As for your well-publicized doubts and disquisitions on the future of Israel, or the existence of homosexuality in Iran, or the Holocaust, or the divine halo you sensed the first time you spoke at the U.N., you have succeeded — as George W. Bush never could have done on his own — in convincing the American public that Iran is a clear and present danger. In Tel Aviv they say you must be a Mossad mole. Could the Islamic Republic possibly have an uglier face?
Of course not. And that’s the whole point of your presidency. Your goal has been to define Iranian deviancy down. You’ve succeeded handsomely.
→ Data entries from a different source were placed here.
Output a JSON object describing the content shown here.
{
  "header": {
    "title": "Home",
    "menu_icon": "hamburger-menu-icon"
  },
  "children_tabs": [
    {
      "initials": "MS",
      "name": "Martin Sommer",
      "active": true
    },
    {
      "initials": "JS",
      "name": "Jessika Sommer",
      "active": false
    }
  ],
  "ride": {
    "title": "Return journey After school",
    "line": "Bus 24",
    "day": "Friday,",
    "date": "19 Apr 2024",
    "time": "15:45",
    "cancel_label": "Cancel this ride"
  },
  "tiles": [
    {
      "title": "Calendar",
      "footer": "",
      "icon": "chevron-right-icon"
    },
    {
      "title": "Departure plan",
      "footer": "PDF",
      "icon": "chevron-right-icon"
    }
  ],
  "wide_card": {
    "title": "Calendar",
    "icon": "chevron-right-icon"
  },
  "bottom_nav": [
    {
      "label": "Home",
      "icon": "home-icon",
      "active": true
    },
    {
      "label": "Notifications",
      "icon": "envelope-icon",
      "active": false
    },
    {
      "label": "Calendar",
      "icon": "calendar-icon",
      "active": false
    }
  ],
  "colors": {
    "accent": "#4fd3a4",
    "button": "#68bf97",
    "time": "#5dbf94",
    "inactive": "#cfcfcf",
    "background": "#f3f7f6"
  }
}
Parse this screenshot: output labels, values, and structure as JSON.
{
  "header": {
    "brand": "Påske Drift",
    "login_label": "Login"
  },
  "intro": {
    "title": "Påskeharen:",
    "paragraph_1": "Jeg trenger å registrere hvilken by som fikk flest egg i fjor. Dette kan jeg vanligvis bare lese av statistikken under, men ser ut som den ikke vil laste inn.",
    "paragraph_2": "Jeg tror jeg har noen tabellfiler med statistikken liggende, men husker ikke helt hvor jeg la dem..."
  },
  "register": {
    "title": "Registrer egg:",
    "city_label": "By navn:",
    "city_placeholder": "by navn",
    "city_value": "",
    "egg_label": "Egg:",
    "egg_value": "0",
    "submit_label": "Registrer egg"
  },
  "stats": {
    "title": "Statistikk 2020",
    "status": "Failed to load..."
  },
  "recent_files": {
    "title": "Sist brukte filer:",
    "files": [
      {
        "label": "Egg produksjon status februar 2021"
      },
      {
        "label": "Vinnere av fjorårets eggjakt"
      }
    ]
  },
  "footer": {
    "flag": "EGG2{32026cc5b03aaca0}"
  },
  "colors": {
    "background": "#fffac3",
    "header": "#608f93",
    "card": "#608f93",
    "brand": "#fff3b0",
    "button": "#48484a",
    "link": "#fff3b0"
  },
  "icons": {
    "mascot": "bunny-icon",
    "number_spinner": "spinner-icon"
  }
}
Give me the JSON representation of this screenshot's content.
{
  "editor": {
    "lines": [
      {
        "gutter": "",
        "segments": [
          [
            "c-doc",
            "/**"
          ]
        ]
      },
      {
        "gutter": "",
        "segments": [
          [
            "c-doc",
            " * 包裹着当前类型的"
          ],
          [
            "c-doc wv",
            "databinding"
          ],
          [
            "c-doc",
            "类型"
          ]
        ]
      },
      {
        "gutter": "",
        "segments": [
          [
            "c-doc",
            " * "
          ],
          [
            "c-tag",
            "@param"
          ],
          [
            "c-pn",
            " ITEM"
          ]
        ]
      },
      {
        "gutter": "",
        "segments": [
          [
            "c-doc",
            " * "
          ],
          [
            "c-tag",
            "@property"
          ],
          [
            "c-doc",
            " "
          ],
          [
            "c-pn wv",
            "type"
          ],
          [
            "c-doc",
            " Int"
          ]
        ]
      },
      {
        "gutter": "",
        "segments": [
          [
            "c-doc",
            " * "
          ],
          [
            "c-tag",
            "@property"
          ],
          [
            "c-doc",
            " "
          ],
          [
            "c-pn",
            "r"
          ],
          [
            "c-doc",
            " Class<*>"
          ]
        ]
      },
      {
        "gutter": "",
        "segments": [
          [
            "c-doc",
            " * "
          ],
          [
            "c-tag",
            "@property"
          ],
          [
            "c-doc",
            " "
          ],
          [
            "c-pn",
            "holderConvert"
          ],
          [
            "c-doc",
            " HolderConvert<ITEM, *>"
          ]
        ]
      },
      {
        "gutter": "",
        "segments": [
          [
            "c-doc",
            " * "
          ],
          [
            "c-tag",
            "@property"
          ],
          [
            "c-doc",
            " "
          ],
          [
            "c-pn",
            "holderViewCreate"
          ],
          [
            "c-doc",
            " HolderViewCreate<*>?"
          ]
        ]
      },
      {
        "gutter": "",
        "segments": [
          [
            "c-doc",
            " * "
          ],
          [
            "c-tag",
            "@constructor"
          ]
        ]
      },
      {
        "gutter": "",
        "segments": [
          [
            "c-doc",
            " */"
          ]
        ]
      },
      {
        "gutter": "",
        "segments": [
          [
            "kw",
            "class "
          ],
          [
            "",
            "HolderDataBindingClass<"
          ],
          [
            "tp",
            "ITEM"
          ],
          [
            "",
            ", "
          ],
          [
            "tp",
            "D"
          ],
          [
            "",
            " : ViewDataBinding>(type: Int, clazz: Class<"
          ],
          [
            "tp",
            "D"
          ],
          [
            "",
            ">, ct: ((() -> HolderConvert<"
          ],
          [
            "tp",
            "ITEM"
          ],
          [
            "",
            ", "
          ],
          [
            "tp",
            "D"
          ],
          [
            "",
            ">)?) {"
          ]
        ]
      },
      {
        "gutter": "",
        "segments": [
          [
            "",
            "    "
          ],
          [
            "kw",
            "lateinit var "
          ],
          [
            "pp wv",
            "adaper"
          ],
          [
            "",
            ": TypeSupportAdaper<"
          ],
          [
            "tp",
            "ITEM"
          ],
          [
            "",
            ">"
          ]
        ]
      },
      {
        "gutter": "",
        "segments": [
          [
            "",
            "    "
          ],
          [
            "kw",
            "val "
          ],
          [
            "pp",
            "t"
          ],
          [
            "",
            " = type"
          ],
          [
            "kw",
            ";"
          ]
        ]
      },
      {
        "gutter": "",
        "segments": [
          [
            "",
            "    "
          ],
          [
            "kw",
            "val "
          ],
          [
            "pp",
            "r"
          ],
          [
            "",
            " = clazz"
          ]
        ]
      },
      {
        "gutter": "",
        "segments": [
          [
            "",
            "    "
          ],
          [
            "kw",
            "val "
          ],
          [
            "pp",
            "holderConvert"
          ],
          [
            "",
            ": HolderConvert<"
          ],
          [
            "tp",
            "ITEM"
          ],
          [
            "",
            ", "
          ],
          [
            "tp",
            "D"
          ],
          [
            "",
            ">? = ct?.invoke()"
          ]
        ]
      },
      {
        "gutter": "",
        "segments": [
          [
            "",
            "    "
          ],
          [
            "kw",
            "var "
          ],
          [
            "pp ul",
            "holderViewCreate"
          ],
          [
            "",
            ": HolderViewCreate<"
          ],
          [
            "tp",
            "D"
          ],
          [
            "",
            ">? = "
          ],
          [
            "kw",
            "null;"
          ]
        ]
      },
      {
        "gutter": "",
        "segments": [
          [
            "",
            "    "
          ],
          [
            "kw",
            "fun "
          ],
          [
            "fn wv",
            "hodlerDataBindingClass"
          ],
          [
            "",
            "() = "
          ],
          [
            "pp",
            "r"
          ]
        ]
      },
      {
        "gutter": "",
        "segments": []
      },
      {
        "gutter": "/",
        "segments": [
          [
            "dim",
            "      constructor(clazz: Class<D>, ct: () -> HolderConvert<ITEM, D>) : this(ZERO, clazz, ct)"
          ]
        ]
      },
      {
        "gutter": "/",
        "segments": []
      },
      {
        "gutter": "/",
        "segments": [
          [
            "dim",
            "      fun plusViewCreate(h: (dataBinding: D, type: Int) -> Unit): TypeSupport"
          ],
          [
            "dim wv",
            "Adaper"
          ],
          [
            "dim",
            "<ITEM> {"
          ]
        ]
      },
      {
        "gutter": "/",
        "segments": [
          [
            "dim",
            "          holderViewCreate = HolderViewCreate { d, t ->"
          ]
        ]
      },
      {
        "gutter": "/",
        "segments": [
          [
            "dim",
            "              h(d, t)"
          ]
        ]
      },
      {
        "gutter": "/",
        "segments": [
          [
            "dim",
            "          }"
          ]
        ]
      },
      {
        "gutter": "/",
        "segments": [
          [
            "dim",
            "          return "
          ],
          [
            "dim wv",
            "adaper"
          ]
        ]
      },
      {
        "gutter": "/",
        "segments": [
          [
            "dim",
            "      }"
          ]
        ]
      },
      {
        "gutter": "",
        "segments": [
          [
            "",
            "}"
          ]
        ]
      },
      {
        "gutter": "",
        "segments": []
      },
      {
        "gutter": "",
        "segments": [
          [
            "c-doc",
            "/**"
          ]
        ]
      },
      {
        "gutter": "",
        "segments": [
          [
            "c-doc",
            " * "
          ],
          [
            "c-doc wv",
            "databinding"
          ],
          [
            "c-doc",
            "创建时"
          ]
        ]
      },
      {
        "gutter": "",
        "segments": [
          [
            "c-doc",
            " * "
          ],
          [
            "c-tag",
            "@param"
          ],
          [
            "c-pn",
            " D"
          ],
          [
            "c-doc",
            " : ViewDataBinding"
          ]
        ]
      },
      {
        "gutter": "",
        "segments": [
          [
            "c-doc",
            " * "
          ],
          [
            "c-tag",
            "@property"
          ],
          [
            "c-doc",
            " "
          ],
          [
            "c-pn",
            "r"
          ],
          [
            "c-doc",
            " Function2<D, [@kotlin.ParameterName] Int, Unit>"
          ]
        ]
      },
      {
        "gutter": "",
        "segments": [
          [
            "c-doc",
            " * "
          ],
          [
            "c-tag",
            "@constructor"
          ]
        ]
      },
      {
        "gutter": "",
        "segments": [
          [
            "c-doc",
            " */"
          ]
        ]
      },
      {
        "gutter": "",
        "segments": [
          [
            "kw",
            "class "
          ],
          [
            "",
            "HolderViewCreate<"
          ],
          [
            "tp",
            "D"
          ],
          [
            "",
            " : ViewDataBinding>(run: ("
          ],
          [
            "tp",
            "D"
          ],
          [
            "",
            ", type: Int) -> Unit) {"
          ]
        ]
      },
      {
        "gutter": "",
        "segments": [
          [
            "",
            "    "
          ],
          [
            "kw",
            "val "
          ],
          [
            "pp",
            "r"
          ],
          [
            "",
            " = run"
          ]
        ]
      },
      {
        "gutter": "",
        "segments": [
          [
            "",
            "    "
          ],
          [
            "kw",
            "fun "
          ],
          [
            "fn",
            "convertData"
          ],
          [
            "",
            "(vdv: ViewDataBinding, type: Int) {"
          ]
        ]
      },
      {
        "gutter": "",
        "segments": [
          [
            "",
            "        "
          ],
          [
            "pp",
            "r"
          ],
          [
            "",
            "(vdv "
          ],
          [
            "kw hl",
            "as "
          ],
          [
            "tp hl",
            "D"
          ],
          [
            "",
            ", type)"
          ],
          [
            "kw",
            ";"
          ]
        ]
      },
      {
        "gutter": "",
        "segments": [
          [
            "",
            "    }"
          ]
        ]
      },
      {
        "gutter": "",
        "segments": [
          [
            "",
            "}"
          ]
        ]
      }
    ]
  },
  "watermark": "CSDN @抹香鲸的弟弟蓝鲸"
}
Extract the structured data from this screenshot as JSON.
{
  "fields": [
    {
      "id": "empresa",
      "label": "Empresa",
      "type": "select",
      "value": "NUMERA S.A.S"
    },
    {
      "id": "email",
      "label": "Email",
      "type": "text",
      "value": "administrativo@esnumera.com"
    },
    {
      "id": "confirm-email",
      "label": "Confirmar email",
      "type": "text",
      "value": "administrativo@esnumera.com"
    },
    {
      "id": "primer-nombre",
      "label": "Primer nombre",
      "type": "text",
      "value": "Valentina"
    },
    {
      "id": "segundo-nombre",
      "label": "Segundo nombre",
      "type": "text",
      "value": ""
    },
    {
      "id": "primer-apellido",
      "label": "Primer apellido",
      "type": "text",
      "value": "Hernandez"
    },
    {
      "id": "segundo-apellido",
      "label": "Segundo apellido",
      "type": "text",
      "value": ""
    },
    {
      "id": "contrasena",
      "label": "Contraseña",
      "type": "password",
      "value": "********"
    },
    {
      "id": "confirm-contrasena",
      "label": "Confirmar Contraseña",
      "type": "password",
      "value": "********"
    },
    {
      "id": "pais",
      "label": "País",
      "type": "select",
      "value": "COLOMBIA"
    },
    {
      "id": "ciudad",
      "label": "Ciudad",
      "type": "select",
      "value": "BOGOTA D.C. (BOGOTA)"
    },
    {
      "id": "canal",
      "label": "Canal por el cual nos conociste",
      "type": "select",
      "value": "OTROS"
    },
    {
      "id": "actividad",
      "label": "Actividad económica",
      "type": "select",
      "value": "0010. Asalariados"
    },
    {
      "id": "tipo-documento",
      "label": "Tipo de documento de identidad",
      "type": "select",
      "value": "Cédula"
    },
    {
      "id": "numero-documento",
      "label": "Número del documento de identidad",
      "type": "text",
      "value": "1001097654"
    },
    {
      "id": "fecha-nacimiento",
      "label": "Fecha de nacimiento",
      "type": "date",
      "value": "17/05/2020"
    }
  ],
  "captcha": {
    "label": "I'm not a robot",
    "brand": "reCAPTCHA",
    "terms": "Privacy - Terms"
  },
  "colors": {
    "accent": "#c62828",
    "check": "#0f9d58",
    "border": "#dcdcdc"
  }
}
A decade ago, before anyone outside the torture chambers of Tehran’s Evin prison knew your name, it was former president Akbar Hashemi Rafsanjani who personified the Iranian hard line. He green-lighted terrorist attacks on Jewish targets in Argentina; he refused to revoke the death sentence on novelist Salman Rushdie; a German court fingered him in the assassinations of Iranian-Kurdish dissidents in a Berlin restaurant. When Mohammad Khatami succeeded him as president, the world breathed a sigh of relief.
Now it is Mr. Rafsanjani who is often spoken of as a “pragmatist” and a “moderate” — as compared to you.
As for the nuclear file, in 2004 the West’s bottom line was that Iran had to suspend uranium enrichment as a precondition for negotiations. Mr. Khatami obliged (or at least pretended to); the West’s negotiating position barely budged.
By contrast, since you took over you have installed thousands of centrifuges, spinning uranium roughly at a rate of a bomb’s worth of fissile material every year. And while you’ve paid a price in U.N. sanctions, you’ve also caused Russia and China to split with the rest of the Security Council over stiffer penalties. Better yet, the Bush administration has gone from refusing to negotiate, to offering conditional negotiations, to pursuing low-level negotiations and now, lately, feeling its way toward tacit diplomatic normalization. All that without you bending an inch toward the West.
Above all, you have given the world time to digest the notion that Iran will inevitably become a nuclear power, and that nothing can be done to stop it — at least at any kind of acceptable price. Will Americans agree to open a third military front in the Middle East? Does Israel, which couldn’t so much as defeat Hezbollah, want to roll the dice on a bombing run that will spark another bloody regional war but retard Iran’s nuclear programs by at most a few years? How will the U.S. afford its epic Wall Street bailouts if you shut down the Straits of Hormuz?
Surely your enemies will take no such risks. Which is why you’re pleased that the more far-seeing Americans are coming around to your point of view. Look at former CIA spy Robert Baer. Mr. Baer has a new book arguing that the U.S. ought not “to stand in the way of Iran’s quest to dominate Islam.” He thinks Israel’s nuclear arms should be put under U.N. supervision. He believes the U.S. and Iran are ripe for the kind of alliance Nixon forged with Mao.
It cannot surprise you that such ideas are now taking root with the American intelligentsia; useful idiots always contribute to the revolution.
And what about your own future? It’s true that Iran has inflation and other economic headaches, but didn’t the Imam Khomeini say he didn’t start a revolution to bring down the price of melons? If the Almighty wills that you will leave office next year, so be it. As president, you have done more for the Islamic Republic in your four years than all your predecessors combined managed in their 25.